(Supplied records begins)

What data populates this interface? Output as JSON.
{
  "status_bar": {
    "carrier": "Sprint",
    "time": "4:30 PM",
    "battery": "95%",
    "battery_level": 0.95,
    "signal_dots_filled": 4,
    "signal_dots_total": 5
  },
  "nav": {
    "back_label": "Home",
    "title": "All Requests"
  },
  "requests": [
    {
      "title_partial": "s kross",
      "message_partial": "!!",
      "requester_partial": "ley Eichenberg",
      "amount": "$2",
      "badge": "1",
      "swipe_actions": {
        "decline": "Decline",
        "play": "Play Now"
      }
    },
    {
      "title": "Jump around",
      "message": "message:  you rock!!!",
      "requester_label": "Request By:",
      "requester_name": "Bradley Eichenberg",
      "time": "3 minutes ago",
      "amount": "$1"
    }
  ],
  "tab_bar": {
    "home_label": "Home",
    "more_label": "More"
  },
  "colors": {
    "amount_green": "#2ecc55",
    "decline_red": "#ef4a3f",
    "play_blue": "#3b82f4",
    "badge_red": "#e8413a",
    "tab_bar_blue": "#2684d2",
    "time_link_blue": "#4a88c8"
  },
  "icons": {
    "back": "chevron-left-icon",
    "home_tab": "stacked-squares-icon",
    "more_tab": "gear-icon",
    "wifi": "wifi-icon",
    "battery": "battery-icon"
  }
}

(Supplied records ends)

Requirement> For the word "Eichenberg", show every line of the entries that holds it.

Answer section>
      "requester_partial": "ley Eichenberg",
      "requester_name": "Bradley Eichenberg",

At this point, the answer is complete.